There is a scene in Birdman where a theater critic savages a play she hasn't even seen yet out of pure malice. As a part time critic, that scene rankled me a bit. Yes, I've been on the internet, so I'm well aware that ignorant and savage take downs are abundant, but I don't think that the average writer is that irrationally angry about the art they're supposed to be engaging with. Not all criticism is about kicking a puppy.
Of course, there is some puppy-kicking inherent in the form. Take Romy and Michele's High School Reunion for example. It's a sweet movie, and over all I found it to be very charming. A reasonable person would accept it as a pleasant diversion and leave it at that. But if I wrote a completely positive review of this movie... Well, I'd be lying.
The set up has real potential: Romy and Michele are two women who are barely scraping by in L.A. where they work dead end jobs when they have jobs at all. When an invitation to their ten year high school reunion drops into their lap, their first gut reaction is to go. However, the more they think about it, the more it seems like a dubious proposition. In retrospect, their time in high school was more miserable than they initially remembered it, plus they have accomplished so little in the last decade they are afraid they'll be embarrassed by their more successful peers. They don't want to return to their old stomping grounds as outcasts who transformed into losers.
Every adult has to experience a gulf between who they thought they would be and who they actually ended up being. You could very easily make a version of this movie that in addition to being funny was grounded and meaningful. Unfortunately, Romy and Michele's High School Reunion is some pretty high grade Hollywood bullshit. Once the two of them arrive at their reunion they literally blow everyone away - the movie ends with them flying off the school grounds in a helicopter. And then of course a millionaire they meet at the reunion forgives all the years of abuse she suffered at their hands and gives them a Cinderella deal that lets them start the fashion store of their dreams so they can live happily ever after. The end.
You can probably guess this film's shortcomings sight unseen if you're familiar enough with the average studio comedy. Number one on the list: Hollywood only casts gorgeous statue-esque blondes in leading roles, even if the role would be better served by someone who looks more normal. Michele's teenage awkwardness is explained away by giving her scoliosis mandated backbrace, which is fine enough - but I'm not buying Romy's flashbacks to her "chubby" years, because Mira Sorvino is an unbelievably attractive woman and they didn't even bother to add any extra make up to her in the flashbacks. I'm not mad at Sorvino, who has the comic chops for the role, but towards the movie as a whole, which really condescends to actual outcasts. There were multiple scenes where this movie reminded me of the scene in American Splendor where Harvey Pekar yells at his actual nerdy friend for going to see Revenge of the Nerds - Hollywood wants the nerds' money, but it doesn't want to put them on screen.

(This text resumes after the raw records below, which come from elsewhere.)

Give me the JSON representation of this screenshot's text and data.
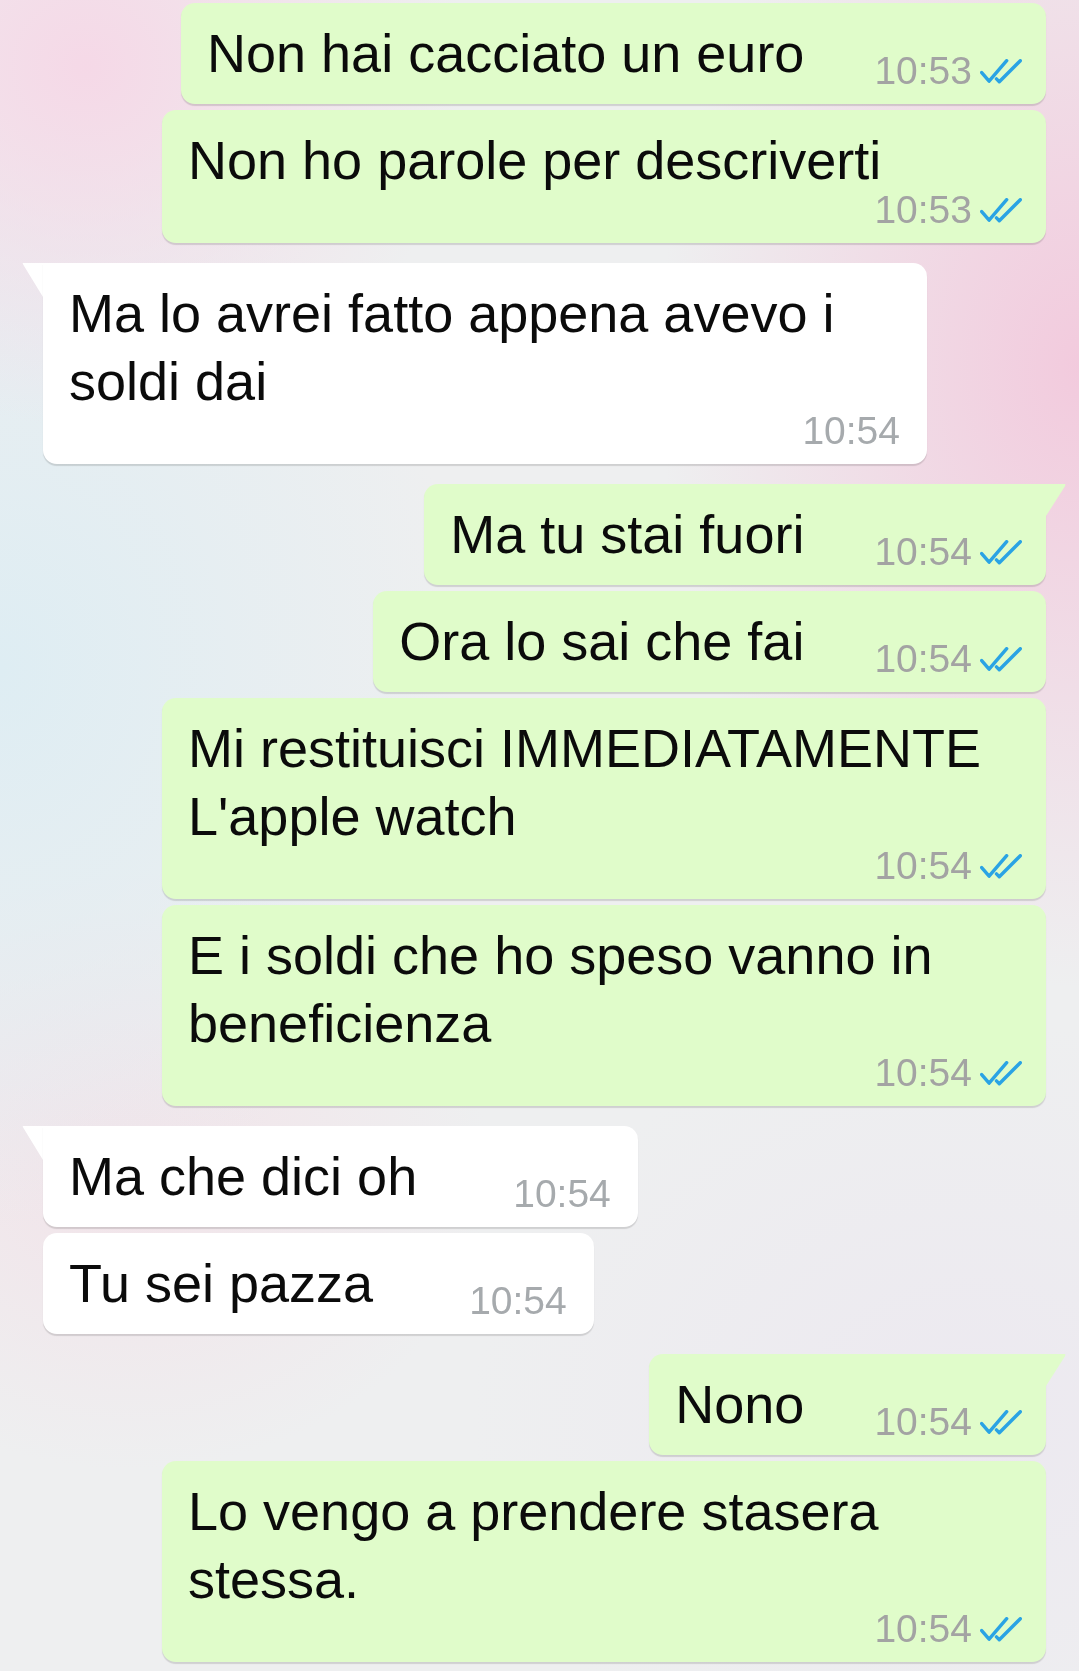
{
  "messages": [
    {
      "kind": "sent",
      "text": "Non hai cacciato un euro",
      "time": "10:53",
      "read": true,
      "tail": false
    },
    {
      "kind": "sent",
      "text": "Non ho parole per descriverti",
      "time": "10:53",
      "read": true,
      "tail": false
    },
    {
      "kind": "received",
      "text": "Ma lo avrei fatto appena avevo i soldi dai",
      "time": "10:54",
      "tail": true
    },
    {
      "kind": "sent",
      "text": "Ma tu stai fuori",
      "time": "10:54",
      "read": true,
      "tail": true
    },
    {
      "kind": "sent",
      "text": "Ora lo sai che fai",
      "time": "10:54",
      "read": true,
      "tail": false
    },
    {
      "kind": "sent",
      "text": "Mi restituisci IMMEDIATAMENTE L'apple watch",
      "time": "10:54",
      "read": true,
      "tail": false
    },
    {
      "kind": "sent",
      "text": "E i soldi che ho speso vanno in beneficienza",
      "time": "10:54",
      "read": true,
      "tail": false
    },
    {
      "kind": "received",
      "text": "Ma che dici oh",
      "time": "10:54",
      "tail": true
    },
    {
      "kind": "received",
      "text": "Tu sei pazza",
      "time": "10:54",
      "tail": false
    },
    {
      "kind": "sent",
      "text": "Nono",
      "time": "10:54",
      "read": true,
      "tail": true
    },
    {
      "kind": "sent",
      "text": "Lo vengo a prendere stasera stessa.",
      "time": "10:54",
      "read": true,
      "tail": false
    }
  ]
}
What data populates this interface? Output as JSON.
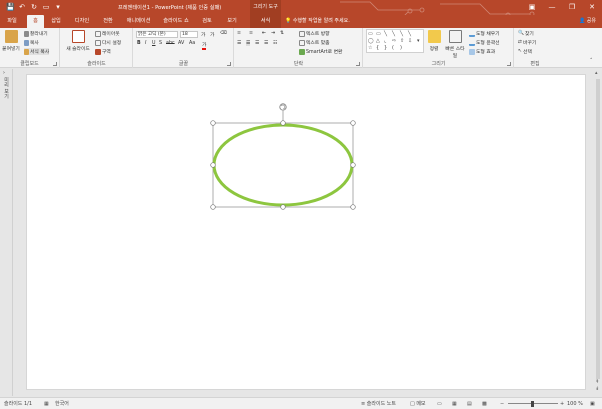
{
  "titlebar": {
    "doc_title": "프레젠테이션1 - PowerPoint (제품 인증 실패)",
    "context_tools": "그리기 도구",
    "qat_icons": [
      "save-icon",
      "undo-icon",
      "redo-icon",
      "present-icon",
      "customize-icon"
    ],
    "window_buttons": [
      "ribbon-display-icon",
      "minimize-icon",
      "restore-icon",
      "close-icon"
    ]
  },
  "tabs": [
    {
      "label": "파일"
    },
    {
      "label": "홈",
      "active": true
    },
    {
      "label": "삽입"
    },
    {
      "label": "디자인"
    },
    {
      "label": "전환"
    },
    {
      "label": "애니메이션"
    },
    {
      "label": "슬라이드 쇼"
    },
    {
      "label": "검토"
    },
    {
      "label": "보기"
    },
    {
      "label": "서식",
      "contextual": true
    }
  ],
  "tell_me": "수행할 작업을 알려 주세요.",
  "share": "공유",
  "ribbon": {
    "clipboard": {
      "label": "클립보드",
      "paste": "붙여넣기",
      "cut": "잘라내기",
      "copy": "복사",
      "format_painter": "서식 복사"
    },
    "slides": {
      "label": "슬라이드",
      "new_slide": "새 슬라이드",
      "layout": "레이아웃",
      "reset": "다시 설정",
      "section": "구역"
    },
    "font": {
      "label": "글꼴",
      "font_name": "맑은 고딕 (본)",
      "font_size": "18",
      "buttons": [
        "가",
        "가",
        "B",
        "I",
        "U",
        "S",
        "abc",
        "AV",
        "Aa",
        "가"
      ],
      "font_color_label": "가"
    },
    "paragraph": {
      "label": "단락",
      "text_direction": "텍스트 방향",
      "align_text": "텍스트 맞춤",
      "smartart": "SmartArt로 변환"
    },
    "drawing": {
      "label": "그리기",
      "arrange": "정렬",
      "quick_styles": "빠른 스타일",
      "shape_fill": "도형 채우기",
      "shape_outline": "도형 윤곽선",
      "shape_effects": "도형 효과"
    },
    "editing": {
      "label": "편집",
      "find": "찾기",
      "replace": "바꾸기",
      "select": "선택"
    }
  },
  "left_pane": {
    "label": "미리 보기"
  },
  "statusbar": {
    "slide_count": "슬라이드 1/1",
    "language": "한국어",
    "notes": "슬라이드 노트",
    "comments": "메모",
    "zoom": "100 %"
  },
  "colors": {
    "accent": "#b7472a",
    "ellipse_stroke": "#8dc63f"
  }
}
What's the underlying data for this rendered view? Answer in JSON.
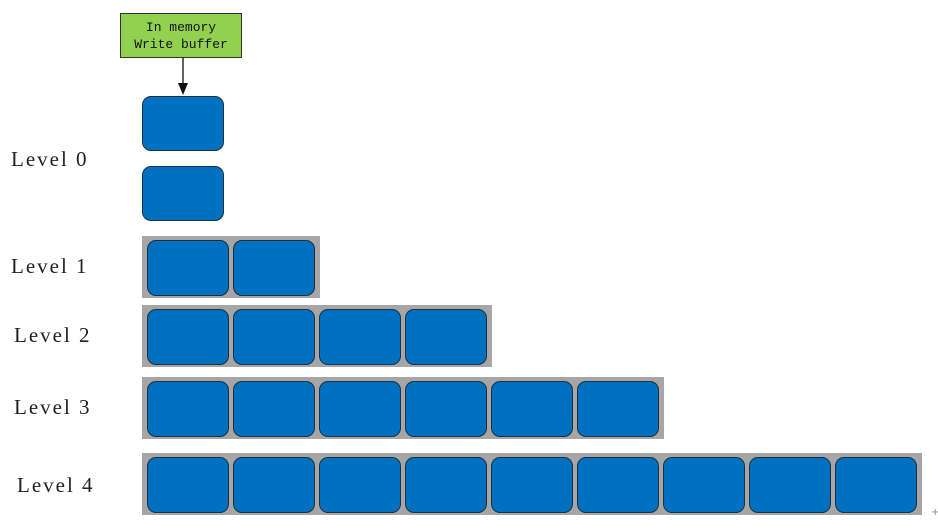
{
  "buffer": {
    "line1": "In memory",
    "line2": "Write buffer",
    "color": "#92d050"
  },
  "levels": [
    {
      "label": "Level 0",
      "sstables": 2
    },
    {
      "label": "Level 1",
      "sstables": 2
    },
    {
      "label": "Level 2",
      "sstables": 4
    },
    {
      "label": "Level 3",
      "sstables": 6
    },
    {
      "label": "Level 4",
      "sstables": 9
    }
  ],
  "colors": {
    "sstable": "#0070c0",
    "tray": "#a6a6a6"
  }
}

Romy and Michele's High School Reunion would also go down easier if it wasn't all heading towards an all too easy moral about how after they graduate outcasts become way cooler and more successful than the cheerleaders who used to call the shots. There are multiple levels where this bothers me. For one, it's pat and predictable. Two, I'm very uncomfortable with the modern self-esteem movement, which promises people that they will achieve everything they set out to do if they just believe in themselves. (Of course, it helps if you know a generous millionaire who will give you start up cash no strings attached.)
Worst of all, I think that moral is actually destructive, because it encourages the thought that the best way to judge your own life is to compare yourself to your peers. Instead of getting to the ball and having a fairy godmother whisk them into the sky, these women needed to accept that their so-so lives in L.A. are actually pretty good, all things considered. After all, as Psych 101 will tell you, neither winning the lottery nor becoming a paraplegic affects your long term happiness - it's less about what happens to you and more how you look at it. At the start of this movie Romy and Michele change how they look at their life - but before that can stick, the movie whisks them away to a fairytale and hides the unpleasant truths behind a curtain again.
I understand that I'm taking a light hearted movie and piling on it a bit more than it probably deserves. A lot of this film's jokes are very witty, and the performances are really sharp - particularly Janeane Garofalo, who plays her snarky character to the hilt as only she could. But I'm not attacking this film out of ignorance or out of spite - I just think that it's charms are surface level, while it's sexist execution and deeper implications are more troubling. I might be a jerk like that critic from Birdman, but at least I'm an informed jerk - I did watch this trifle all the way through before I (semi-irrationally) shat on it for not being a masterpiece.